- Indian J Tuberc 2014 Apr; 61(2):148-51.
Tuberculosis (TB) remains a major global health problem and ranks as the second leading cause of death worldwide. An important cause of TB epidemic is the emergence of multi drug resistant (MDR) strains of Mycobacterium tuberculosis. Despite the availability of treatment that is expected to cure most cases of TB, levels of MDR-TB remain worryingly high in India.This study was carried out to ascertain the prevalence of MDR-TB among category I pulmonary TB treatment failure patients.This was a retrospective study involving 750 pulmonary tuberculosis patients enrolled at six district centres of Delhi State under RNTCP who failed to respond to CAT I treatment and whose sputum samples were submitted for culture and drug sensitivity testing (DST) over a period of three years (2009-2012). MDR-TB was defined as TB caused by bacilli showing resistance to at least isoniazid and rifampicin.Out of the total 750 patients included in the study, 470 (62.6 %) were culture positive. Of these, 377 (80.2%) were subjected to DST and rest 93 (19.7%) were excluded. Ultimately, DST result was available for 353 (93.6 %) cases. 239 (68%) cases were detected as multi drug resistant TB.High proportion of MDR-TB (68%) among culture positive CAT I treatment failure cases highlights the need for rapid diagnostic tests which will enable the detection of MDR-TB at an early stage and will thus minimize the risk of transmission as well as the possible errors associated with the treatment.

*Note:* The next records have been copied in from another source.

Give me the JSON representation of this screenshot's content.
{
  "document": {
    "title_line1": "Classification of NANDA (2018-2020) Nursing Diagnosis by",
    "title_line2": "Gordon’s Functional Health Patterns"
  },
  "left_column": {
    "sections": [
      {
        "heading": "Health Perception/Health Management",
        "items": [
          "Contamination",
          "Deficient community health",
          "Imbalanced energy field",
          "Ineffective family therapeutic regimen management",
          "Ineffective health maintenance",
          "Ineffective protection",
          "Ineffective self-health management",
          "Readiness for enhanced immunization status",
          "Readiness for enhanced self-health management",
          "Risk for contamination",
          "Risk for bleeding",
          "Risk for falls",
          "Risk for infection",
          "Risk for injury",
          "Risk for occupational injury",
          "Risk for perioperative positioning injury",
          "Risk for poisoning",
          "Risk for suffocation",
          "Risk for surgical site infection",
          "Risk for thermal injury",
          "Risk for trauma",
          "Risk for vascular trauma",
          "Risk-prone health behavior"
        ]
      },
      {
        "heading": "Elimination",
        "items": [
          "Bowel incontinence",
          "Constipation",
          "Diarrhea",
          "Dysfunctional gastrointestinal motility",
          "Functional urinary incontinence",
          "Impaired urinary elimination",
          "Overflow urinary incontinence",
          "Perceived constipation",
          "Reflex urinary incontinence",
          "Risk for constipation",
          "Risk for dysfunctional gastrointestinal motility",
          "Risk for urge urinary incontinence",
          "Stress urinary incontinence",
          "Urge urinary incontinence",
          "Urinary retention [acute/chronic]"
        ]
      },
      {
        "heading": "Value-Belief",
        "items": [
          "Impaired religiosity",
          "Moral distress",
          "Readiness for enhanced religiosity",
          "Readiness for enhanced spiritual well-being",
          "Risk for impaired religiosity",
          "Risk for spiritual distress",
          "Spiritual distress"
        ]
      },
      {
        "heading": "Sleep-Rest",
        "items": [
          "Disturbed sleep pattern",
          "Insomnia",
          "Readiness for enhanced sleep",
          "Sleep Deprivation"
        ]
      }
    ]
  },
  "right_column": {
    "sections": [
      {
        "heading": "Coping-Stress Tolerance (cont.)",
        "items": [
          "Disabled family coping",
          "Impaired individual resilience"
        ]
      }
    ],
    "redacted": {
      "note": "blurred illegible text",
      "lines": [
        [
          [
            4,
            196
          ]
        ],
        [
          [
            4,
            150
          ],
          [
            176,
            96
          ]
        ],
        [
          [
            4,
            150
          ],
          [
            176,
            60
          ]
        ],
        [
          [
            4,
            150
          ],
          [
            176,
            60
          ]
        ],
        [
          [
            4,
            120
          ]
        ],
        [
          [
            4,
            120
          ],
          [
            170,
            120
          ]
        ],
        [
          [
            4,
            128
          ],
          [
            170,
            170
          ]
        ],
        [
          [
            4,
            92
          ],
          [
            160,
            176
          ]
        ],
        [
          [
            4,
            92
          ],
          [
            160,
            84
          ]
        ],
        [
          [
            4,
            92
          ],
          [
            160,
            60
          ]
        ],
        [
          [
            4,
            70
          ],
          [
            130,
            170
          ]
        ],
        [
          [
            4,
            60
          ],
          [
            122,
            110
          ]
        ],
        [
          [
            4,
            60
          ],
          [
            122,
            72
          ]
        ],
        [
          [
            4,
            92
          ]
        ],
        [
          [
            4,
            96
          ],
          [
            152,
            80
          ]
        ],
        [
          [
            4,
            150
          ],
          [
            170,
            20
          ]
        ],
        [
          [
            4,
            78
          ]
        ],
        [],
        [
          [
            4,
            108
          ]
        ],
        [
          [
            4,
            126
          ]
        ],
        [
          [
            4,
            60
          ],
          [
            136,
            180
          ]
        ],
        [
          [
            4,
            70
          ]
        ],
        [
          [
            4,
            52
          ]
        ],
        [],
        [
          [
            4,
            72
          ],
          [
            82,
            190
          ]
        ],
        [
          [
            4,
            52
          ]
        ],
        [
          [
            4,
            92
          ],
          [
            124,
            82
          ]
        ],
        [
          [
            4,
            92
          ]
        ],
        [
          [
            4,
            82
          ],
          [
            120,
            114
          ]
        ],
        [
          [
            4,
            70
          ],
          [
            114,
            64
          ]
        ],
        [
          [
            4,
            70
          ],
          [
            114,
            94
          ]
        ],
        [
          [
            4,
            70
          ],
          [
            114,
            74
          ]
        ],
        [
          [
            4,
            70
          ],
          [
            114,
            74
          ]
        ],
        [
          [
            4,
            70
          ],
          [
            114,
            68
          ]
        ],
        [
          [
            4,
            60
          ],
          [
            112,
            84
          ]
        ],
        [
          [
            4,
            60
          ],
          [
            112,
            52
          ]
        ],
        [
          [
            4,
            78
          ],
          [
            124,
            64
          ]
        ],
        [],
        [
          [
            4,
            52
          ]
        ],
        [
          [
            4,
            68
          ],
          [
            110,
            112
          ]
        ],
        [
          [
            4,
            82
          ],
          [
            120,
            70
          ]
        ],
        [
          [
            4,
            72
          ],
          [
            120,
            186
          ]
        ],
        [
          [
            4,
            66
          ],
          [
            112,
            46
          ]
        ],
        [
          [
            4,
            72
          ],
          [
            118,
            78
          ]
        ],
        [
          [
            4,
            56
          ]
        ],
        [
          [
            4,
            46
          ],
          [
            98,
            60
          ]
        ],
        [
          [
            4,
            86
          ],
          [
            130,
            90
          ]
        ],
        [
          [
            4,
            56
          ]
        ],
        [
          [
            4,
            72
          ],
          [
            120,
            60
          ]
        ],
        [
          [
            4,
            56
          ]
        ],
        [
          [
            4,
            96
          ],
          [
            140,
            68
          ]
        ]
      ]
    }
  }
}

- Novel mutation detection IN rpoB OF rifampicin-resistant Mycobacterium Tuberculosis using pyroseouencing. [Journal Article, Research Support, Non-U.S. Gov't]
- Southeast Asian J Trop Med Public Health 2014 Jul; 45(4):843-52.
Tuberculosis (TB) remains a major global public health problem particularly severe in parts of Asia and Africa, where often it is present in HIV-AIDS patients. Although rifampicin-resistant (RIFr) TB is slow to emerge due to the low rate of mutation of its target leading to RIFE being a marker of TB that is already resistant to other anti-TB drugs, and such cases are prone to treatment failure. More than 95% of rifampicin resistance is associated with mutations in Mycobacterium tuberculosis (MTB) rpoB, with 97% of mutations occurring within the 81 bp rifampicin-resistant determining region (RRDR) of this gene. In this study, we employed pyrosequencing technique to identify mutations in RRDR and 5 codons beyond of 39 MTB strains, comprising of 14 multi-drug resistance TB (MDRTB) and 3 RIF susceptible (RIFs) MTB from the Center of Disease Control (CDC), Ratchaburi Province, and 19 mono RIFr MTB, 1 MDRTB and 2 poly-drug resistant MTB from the Chest Institute, Ministry of Public Health, Thailand. Mu- tations in 8/22 samples from the Chest Institute and 13/14 from CDC were able to be identified. Six point mutations were detected, with Ser531Leu mutation accounting for 13, the silent mutation at Gly536 for 4, deletion of Gly523 for 2, combination of His526Cys and novel Leu533Arg for 1, and a novel Leu538Arg for 1. Mutation analysis of the 81 bp fragment and 5 codons beyond in MTB rpoB using pyrosequencing provides a useful approach in predicting RIFr phenotype allowing early diagnosis and appropriate drug therapy.